Bush debuts amid soaring expectations
On first campaign trip, Texas governor carves identity as a
DES MOINES, IOWA — "Hey, what's the headline so far?" one reporter shouted to another in the press room at the Iowa State Fair Grounds here.
"Um...," the second reporter thought for a moment. "Bush doesn't mess up."
In the history of presidential campaign politics, there may be no candidate who has faced higher expectations than Texas's Republican governor, George W. Bush. Without campaigning, Mr. Bush has garnered sky-high poll ratings nationwide, raised millions of dollars more than any other Republican candidate, and secured the solid endorsement of most of the GOP establishment.
But lingering in the minds of the party faithful there lurked a critical question: Could he pull it off? Could he take the winning style that had gotten him two successful campaigns for Texas governor and transform it into a national crusade with the potential to win back the White House for the Republican Party?
After one day on the stump, probably the most watched political debut ever, former President Bush's eldest son appeared headed in the right direction. No major gaffes. Enthusiastic crowds. "Within the margin of error," concluded one observer.

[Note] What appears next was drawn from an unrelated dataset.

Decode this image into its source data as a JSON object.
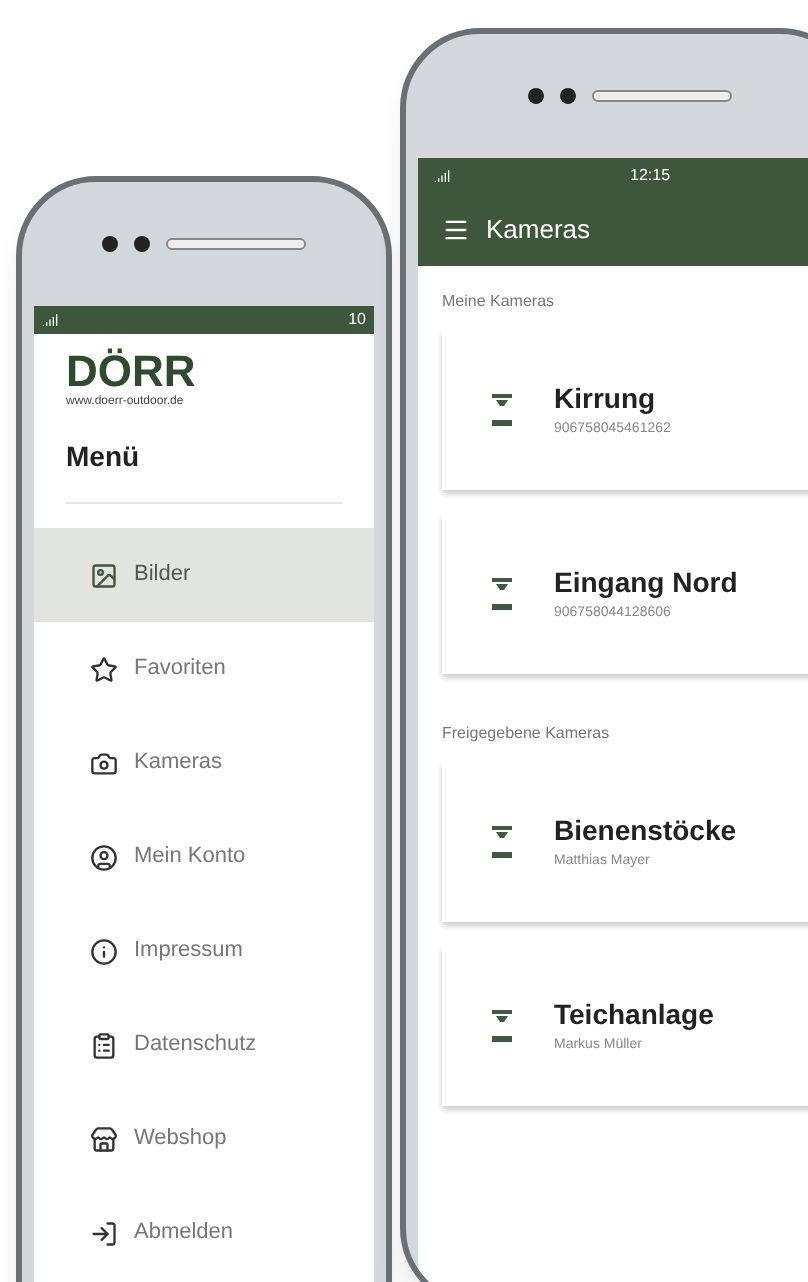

The governor did actually reveal two bits of news on his first weekend of campaigning: One, that he really is running for president. No more pretense that he's "just exploring" or waiting to gauge the response of the crowds. And two, that he will take part in the Ames, Iowa, straw poll in August - an important signal to Iowa Republicans that he takes them seriously.
Iowa's first-in-the-nation presidential caucuses, to be held in February 2000, position the state as a key early battleground in determining each party's nominee.
He also unsheathed for the political press corps an almost Reaganesque wit that will likely stand him in good stead as he learns the art of campaigning for national office. On the plane from Texas to Iowa on Saturday, he burst the bubble of unrealistic expectations with this quip to reporters: "Please stow your expectations securely in your overhead bins, as they may shift during the trip and can fall and hurt someone - especially me."
More important, Bush laid out for the first time the template of his campaign message, a speech - months in the crafting - that his staff says will be his standard remarks through the summer. Refinements, of course, will be incorporated. At each appearance, chief campaign strategist Karl Rove sat huddled over a printout, noting which lines won applause.
In the speech, Bush spoke in generalities - there will come a time for 10-point plans, he said - and affirmed his belief in the concept of "compassionate conservatism," an apparent effort to recast the GOP in a kinder and gentler light. "I'm running because my party must match a conservative mind with a compassionate heart," he declared at the outset.
BUSH hit upon standard Republican themes - lower taxes, reducing government regulation, strong defense - and then carefully incorporated an embrace of the less-fortunate. He spoke of working on a plan that "reduces marginal tax rates to create jobs," then added that the plan would also help "struggling families on the outskirts of poverty." He spoke of "prosperity with a purpose" - prosperity that leaves no one behind.
It was a speech that almost could have been delivered by a New Democrat, a declaration of political moderation that emphasizes responsibility as much as rights. The five-page speech, in fact, contains only one indirect reference to himself as a Republican. When asked why Bush is playing down his party affiliation, an aide responded: "His name is Bush - everyone knows he's a Republican."
Bush's opponents for the GOP nomination often tar him as a pale imitation of President Clinton. At an appearance yesterday in New Hampshire, GOP candidate Lamar Alexander repeated his rejection of compassionate conservatism as "weasel words." "You don't beat Al Gore by trying to sound like Bill Clinton," he said.
In a way, though, Bush appears to be trying to borrow the successful side of Mr. Clinton's legendary campaign style - the open-hearted, feeling-your-pain empathy - while contrasting himself with the president's well-known negatives. He pointedly begins each appearance with a tribute to his wife, Laura, who is always close by.
He speaks of rejecting the culture of "if it feels good, do it. If you've got a problem, blame someone else," a seeming reference to Clinton's affair with Monica Lewinsky and his near-inability to apologize for it.
Aside from contrasting himself with Clinton, Vice President Gore, and all the other Republican presidential candidates, Bush also faces the task of distinguishing himself from his father, the former president, without dishonoring him. When a reporter noted to a top campaign aide that Bush's speech read like something his father could have delivered, the aide quickly rejected the analogy. He made it clear that the younger Bush needed to craft a separate identity from his father, who, after all, failed to win reelection.
Indeed, George W. already seems more at ease with the banter of campaigning than his father did and doesn't have the proclivity for speaking in sentence fragments that became fodder for late-night comedy during the Bush presidency.
But at the same time, Bush the younger can use the public's fondness for his family - both his father and his mother, national grandma Barbara Bush - to good effect. The day after his Iowa debut, the Bush campaign repaired to the bosom of the family compound in Kennebunkport, Maine, for a "photo op" and lobster.